You can categorize each call to better understand who is calling in and why. Categorize by purpose (e.g., tech support, complaint, specifications inquiry, etc.) or even step in the purchase path (e.g., research, validation, repeat purchase, etc.). If all the calls are for tech support, maybe you need to provide a more detailed instructional manual. If all the calls are for validation, consider adding reviews more reviews or testimonials, or integrating social content from existing customers, to increase the credibility and authenticity of each product.

6. Prioritize Call Backs

If you have a small staff for fielding phone calls, you may not be able to answer every single call and return missed calls right away. Obviously, you should return every phone as quickly as possible, but the call tracking software can help you determine who should be called back immediately, and who might be able to wait a bit longer. This can be determined by their phone number, location, landing page or by listening to customer while they wait on hold.

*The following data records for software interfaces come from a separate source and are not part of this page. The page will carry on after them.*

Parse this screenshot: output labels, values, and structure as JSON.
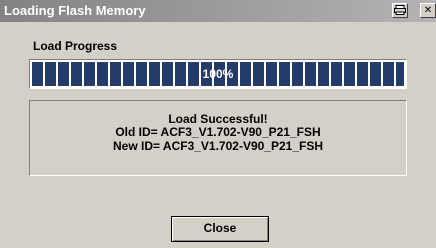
{
  "window": {
    "title": "Loading Flash Memory",
    "print_icon": "printer-icon",
    "close_icon": "close-icon"
  },
  "progress": {
    "label": "Load Progress",
    "value_text": "100%",
    "value": 1.0,
    "fill_color": "#243a69"
  },
  "message": {
    "status": "Load Successful!",
    "old_id": "Old ID= ACF3_V1.702-V90_P21_FSH",
    "new_id": "New ID= ACF3_V1.702-V90_P21_FSH"
  },
  "buttons": {
    "close_label": "Close"
  }
}
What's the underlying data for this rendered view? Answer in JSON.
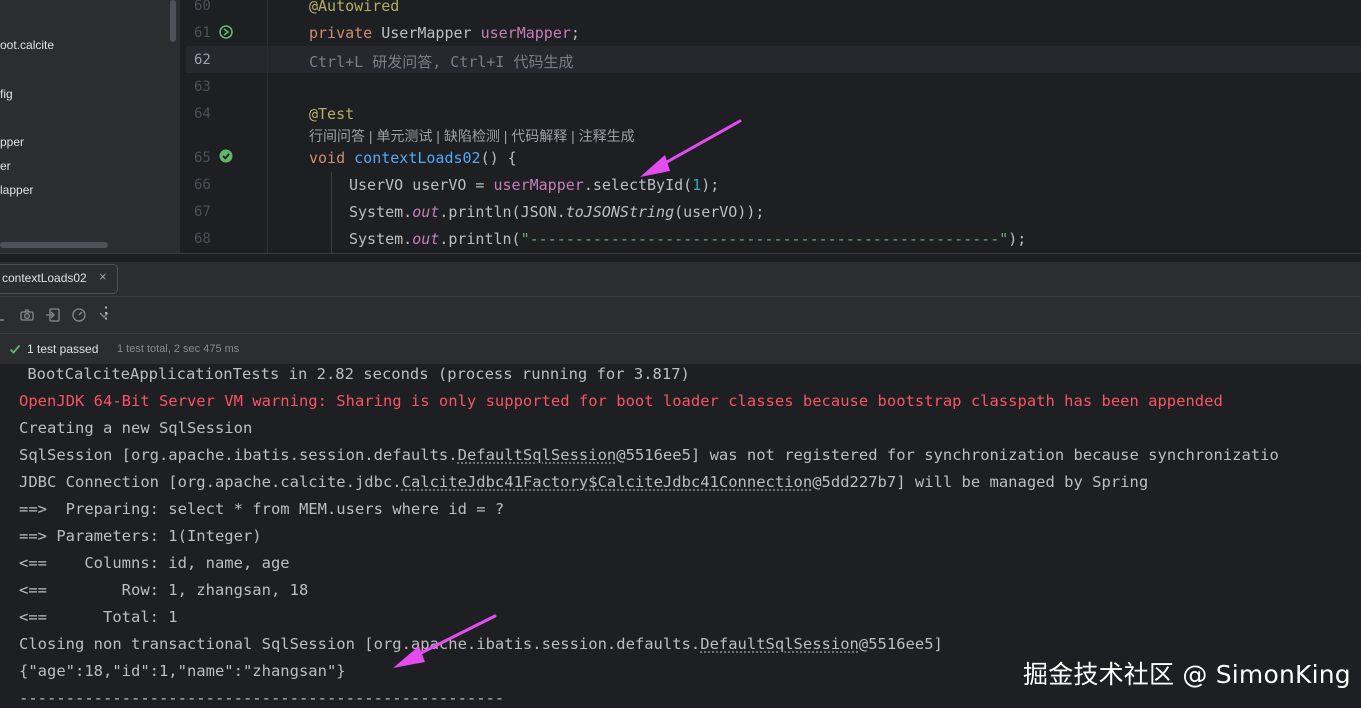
{
  "project_tree": {
    "items": [
      "oot.calcite",
      "fig",
      "pper",
      "er",
      "lapper"
    ]
  },
  "editor": {
    "line_numbers": [
      "60",
      "61",
      "62",
      "63",
      "64",
      "65",
      "66",
      "67",
      "68"
    ],
    "lines": {
      "l60": "@Autowired",
      "l61_kw": "private",
      "l61_type": " UserMapper ",
      "l61_field": "userMapper",
      "l61_end": ";",
      "l62_hint": "Ctrl+L 研发问答, Ctrl+I 代码生成",
      "l64": "@Test",
      "inlay": "行间问答 | 单元测试 | 缺陷检测 | 代码解释 | 注释生成",
      "l65_kw": "void",
      "l65_fn": " contextLoads02",
      "l65_end": "() {",
      "l66_a": "UserVO userVO = ",
      "l66_field": "userMapper",
      "l66_b": ".selectById(",
      "l66_num": "1",
      "l66_c": ");",
      "l67_a": "System.",
      "l67_out": "out",
      "l67_b": ".println(JSON.",
      "l67_fn": "toJSONString",
      "l67_c": "(userVO));",
      "l68_a": "System.",
      "l68_out": "out",
      "l68_b": ".println(",
      "l68_str": "\"----------------------------------------------------\"",
      "l68_c": ");"
    }
  },
  "run_window": {
    "tab_label": "contextLoads02",
    "tab_close": "×",
    "status_passed": "1 test passed",
    "status_summary": "1 test total, 2 sec 475 ms",
    "more_menu": "⋮"
  },
  "console": {
    "l1": " BootCalciteApplicationTests in 2.82 seconds (process running for 3.817)",
    "l2": "OpenJDK 64-Bit Server VM warning: Sharing is only supported for boot loader classes because bootstrap classpath has been appended",
    "l3": "Creating a new SqlSession",
    "l4_a": "SqlSession [org.apache.ibatis.session.defaults.",
    "l4_link": "DefaultSqlSession",
    "l4_b": "@5516ee5] was not registered for synchronization because synchronizatio",
    "l5_a": "JDBC Connection [org.apache.calcite.jdbc.",
    "l5_link": "CalciteJdbc41Factory$CalciteJdbc41Connection",
    "l5_b": "@5dd227b7] will be managed by Spring",
    "l6": "==>  Preparing: select * from MEM.users where id = ?",
    "l7": "==> Parameters: 1(Integer)",
    "l8": "<==    Columns: id, name, age",
    "l9": "<==        Row: 1, zhangsan, 18",
    "l10": "<==      Total: 1",
    "l11_a": "Closing non transactional SqlSession [org.apache.ibatis.session.defaults.",
    "l11_link": "DefaultSqlSession",
    "l11_b": "@5516ee5]",
    "l12": "{\"age\":18,\"id\":1,\"name\":\"zhangsan\"}",
    "l13": "----------------------------------------------------"
  },
  "watermark": "掘金技术社区 @ SimonKing",
  "colors": {
    "arrow": "#e44cf0",
    "error": "#f75464",
    "passed": "#5fb865"
  }
}
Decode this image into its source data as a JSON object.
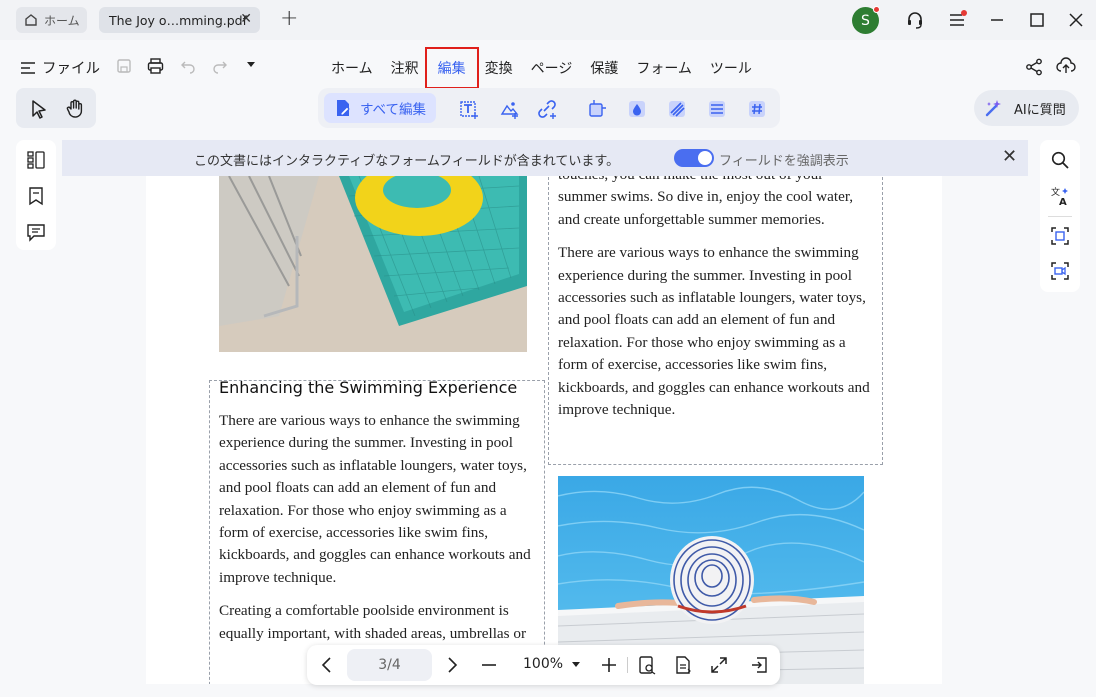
{
  "tabs": {
    "home_label": "ホーム",
    "doc_label": "The Joy o…mming.pdf"
  },
  "avatar": {
    "initial": "S"
  },
  "menu": {
    "file_label": "ファイル",
    "items": [
      "ホーム",
      "注釈",
      "編集",
      "変換",
      "ページ",
      "保護",
      "フォーム",
      "ツール"
    ],
    "active": "編集"
  },
  "toolbar": {
    "edit_all_label": "すべて編集",
    "ai_label": "AIに質問"
  },
  "notice": {
    "message": "この文書にはインタラクティブなフォームフィールドが含まれています。",
    "toggle_label": "フィールドを強調表示"
  },
  "document": {
    "heading": "Enhancing the Swimming Experience",
    "left_paragraph_1": "There are various ways to enhance the swimming experience during the summer. Investing in pool accessories such as inflatable loungers, water toys, and pool floats can add an element of fun and relaxation. For those who enjoy swimming as a form of exercise, accessories like swim fins, kickboards, and goggles can enhance workouts and improve technique.",
    "left_paragraph_2": "Creating a comfortable poolside environment is equally important, with shaded areas, umbrellas or",
    "right_paragraph_0": "touches, you can make the most out of your summer swims. So dive in, enjoy the cool water, and create unforgettable summer memories.",
    "right_paragraph_1": "There are various ways to enhance the swimming experience during the summer. Investing in pool accessories such as inflatable loungers, water toys, and pool floats can add an element of fun and relaxation. For those who enjoy swimming as a form of exercise, accessories like swim fins, kickboards, and goggles can enhance workouts and improve technique."
  },
  "navigation": {
    "page_indicator": "3/4",
    "zoom": "100%"
  },
  "colors": {
    "accent": "#3a63f0",
    "highlight_box": "#e0201b",
    "avatar_bg": "#2e7d32"
  }
}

There are a ton of call tracking systems out there. We've used a lot of them, but are currently partial to CallRail due to it's numerous features, intuitive interface and affordable pricing structure.

The volume of phone calls may not be as high as other channels, but they’re still an important and valuable channel for every business. According to Invoca, 75% of consumers feel that phone calls are the quickest way to get a response, and conversion rate is around 30-50%, compared to average 1-3% for paid search. Leveraging Google’s new AdWords features (remember, if eligible, you won’t have to do anything to get the new call extensions) and utilizing call tracking can help you drive more calls, provide better phone support, improve the sales process and enhance other marketing efforts.